    • Asked to serve as co-investigator on neurology investigator’s grant
      • Develops mentoring relationship
    • Writes chapter on stroke for EM study guide
  • 63. 1 year out – Suzy Q
    • Sets up ultrasound rotation for EM residents doing individual teaching 2-3 days a week
    • Gives two core lectures: DKA and Epistaxis
    • Publishes case report of unusual presentation of Lyme disease
    • Appointed to patient safety committee
  • 64. 3 years out – Suzy B
    • Submits grant proposal to develop novel stroke curriculum for ED providers
    • Continues to work on neurology grant
    • Performs secondary analysis of stroke database and publishes first-authored manuscript
    • Invited to give stroke talk at national meeting
  • 65. 3 years out- Suzy Q
    • Continues to teach US rotation for EM residents (25 hours/week)
    • Continues as patient safety committee member
    • Develops US study protocol
    • Abandons project due to barriers from radiology and IRB
  • 66. 6 years out – Suzy B

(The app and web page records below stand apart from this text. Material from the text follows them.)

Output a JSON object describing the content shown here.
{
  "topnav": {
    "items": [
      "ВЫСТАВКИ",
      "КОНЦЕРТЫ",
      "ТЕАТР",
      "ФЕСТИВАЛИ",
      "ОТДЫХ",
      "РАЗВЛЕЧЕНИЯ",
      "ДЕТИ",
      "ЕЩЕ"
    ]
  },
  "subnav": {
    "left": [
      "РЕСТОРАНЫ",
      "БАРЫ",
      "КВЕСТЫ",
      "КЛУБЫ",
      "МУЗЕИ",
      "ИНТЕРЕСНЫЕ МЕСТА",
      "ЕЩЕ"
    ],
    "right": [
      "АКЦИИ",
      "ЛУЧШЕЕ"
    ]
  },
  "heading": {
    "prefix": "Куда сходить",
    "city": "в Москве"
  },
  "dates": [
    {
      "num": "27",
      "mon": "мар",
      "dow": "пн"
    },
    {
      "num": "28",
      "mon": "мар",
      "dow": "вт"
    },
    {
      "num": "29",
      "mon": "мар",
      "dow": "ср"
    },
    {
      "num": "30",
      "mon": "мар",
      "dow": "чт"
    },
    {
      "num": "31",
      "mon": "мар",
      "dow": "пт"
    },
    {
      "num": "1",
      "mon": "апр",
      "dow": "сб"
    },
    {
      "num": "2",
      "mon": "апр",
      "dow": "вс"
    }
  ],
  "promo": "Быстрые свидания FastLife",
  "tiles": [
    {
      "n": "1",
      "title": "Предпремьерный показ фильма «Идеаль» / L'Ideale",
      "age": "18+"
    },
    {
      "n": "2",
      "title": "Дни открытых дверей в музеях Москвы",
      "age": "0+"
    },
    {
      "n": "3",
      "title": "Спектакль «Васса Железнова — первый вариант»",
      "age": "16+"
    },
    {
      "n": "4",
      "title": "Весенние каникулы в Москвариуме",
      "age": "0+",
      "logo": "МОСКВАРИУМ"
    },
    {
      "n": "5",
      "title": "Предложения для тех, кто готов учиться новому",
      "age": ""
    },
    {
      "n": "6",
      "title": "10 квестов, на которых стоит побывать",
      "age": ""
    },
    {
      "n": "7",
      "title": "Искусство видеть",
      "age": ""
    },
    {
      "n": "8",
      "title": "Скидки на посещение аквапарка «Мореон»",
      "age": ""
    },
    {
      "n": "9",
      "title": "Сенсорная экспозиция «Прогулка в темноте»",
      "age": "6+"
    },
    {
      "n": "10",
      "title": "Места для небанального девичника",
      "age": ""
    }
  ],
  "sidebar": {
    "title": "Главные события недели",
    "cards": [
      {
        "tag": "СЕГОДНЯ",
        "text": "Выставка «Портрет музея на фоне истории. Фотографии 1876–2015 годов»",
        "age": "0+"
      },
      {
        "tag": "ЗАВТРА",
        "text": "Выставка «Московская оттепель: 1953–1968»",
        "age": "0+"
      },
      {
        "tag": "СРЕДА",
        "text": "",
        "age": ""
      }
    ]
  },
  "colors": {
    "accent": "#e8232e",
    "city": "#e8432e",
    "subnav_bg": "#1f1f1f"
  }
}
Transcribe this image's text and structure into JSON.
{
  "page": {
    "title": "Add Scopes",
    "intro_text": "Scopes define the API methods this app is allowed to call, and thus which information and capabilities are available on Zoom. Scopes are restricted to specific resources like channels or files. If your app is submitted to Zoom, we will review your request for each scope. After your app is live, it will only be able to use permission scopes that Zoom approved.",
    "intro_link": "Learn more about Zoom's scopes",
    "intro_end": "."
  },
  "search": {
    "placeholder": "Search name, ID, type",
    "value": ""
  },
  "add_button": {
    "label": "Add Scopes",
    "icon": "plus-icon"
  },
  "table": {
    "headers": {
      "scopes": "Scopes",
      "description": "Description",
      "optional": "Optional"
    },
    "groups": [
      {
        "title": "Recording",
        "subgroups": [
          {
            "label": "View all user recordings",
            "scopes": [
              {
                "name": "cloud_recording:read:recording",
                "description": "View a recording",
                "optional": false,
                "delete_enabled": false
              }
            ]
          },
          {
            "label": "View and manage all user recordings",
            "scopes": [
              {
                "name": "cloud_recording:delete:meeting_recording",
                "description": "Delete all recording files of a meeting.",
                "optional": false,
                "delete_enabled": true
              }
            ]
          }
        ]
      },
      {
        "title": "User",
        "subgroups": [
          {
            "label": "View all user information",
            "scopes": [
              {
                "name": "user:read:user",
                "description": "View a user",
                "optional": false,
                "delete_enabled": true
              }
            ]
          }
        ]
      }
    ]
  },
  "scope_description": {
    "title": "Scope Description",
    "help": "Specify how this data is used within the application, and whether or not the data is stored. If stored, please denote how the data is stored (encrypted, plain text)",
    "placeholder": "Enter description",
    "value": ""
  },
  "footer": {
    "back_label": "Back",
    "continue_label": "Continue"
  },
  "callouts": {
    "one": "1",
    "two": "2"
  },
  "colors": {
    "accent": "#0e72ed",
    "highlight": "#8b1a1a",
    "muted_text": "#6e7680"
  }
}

    • Receives funding for second grant proposal on ED management of stroke
    • Publishes first-authored paper on novel stroke curriculum
    • Appears as fourth author on premier stroke paper from neurology grant
    • Serves on national task force for prehospital stroke care
    • Told by chair, “you’re on the right track for promotion.”
  • 67. 6 years out – Suzy Q
    • Teaching US rotation but asks for additional support to lessen hours
    • Presents abstract on US teaching experience
    • Struggles with writing manuscript
    • Chair concerned about lack of publications/scholarly writing
    • Feels overwhelmed and unsure of continuing in academic EM
  • 68. Lessons learned
    • Suzy B
      • Pursued interest
      • Passionate about topic
      • Found mentor
      • Focused
      • Built experience stepwise
      • Wrote/spoke about her work
    • Suzy Q
      • Pursued interest
      • Passionate about topic
      • Responsible for development of program at early stage
      • No mentor
      • No documentation of her work
  • 69. Merging academic activities
    • Dovetail administrative, teaching, and research activities
    • All or most should be related
      • Especially during the first few years
    • Consider “apprentice” positions
    • Become known for something
    • Develop expertise
  • 70. Need for a Mentor
    • Important predictor of success
      • Availability during critical period (fellowship – first years as faculty)
    • Especially true when there is little formal research training
    • Quality of mentor and mentor-trainee relationship is especially critical when applying for training grant support
  • 71. Where do I find a mentor?
    • In your own backyard
      • Department or Division
    • Within your institution
      • Related discipline/research
    • Other local institutions
    • Long distance mentors
      • National organizations/meetings
      • Committee work
  • 72. Role Model
    • Identify
      • Who’s doing what you’d like to do?
      • Who has values that you admire?
      • Who has a lifestyle that you admire?
    • Pick their brains
      • Suggestions for success
      • Things they would have done differently
    • Hang out with them
      • Let them introduce you to people
  • 73. Long term goals
  • 74. Importance of Long Term Goals
    • 1, 3 and 5 year plans
    • Career plan
    • Similar to short term goals… but with goals for each year
    • Each year’s goals should be a step toward achieving the long term goal
    • Take time to revise along the way
    • Use as guide for annual chair evaluations
  • 75. The myth of work-life balance
  • 76. The reality…
  • 77. The Balance Wheel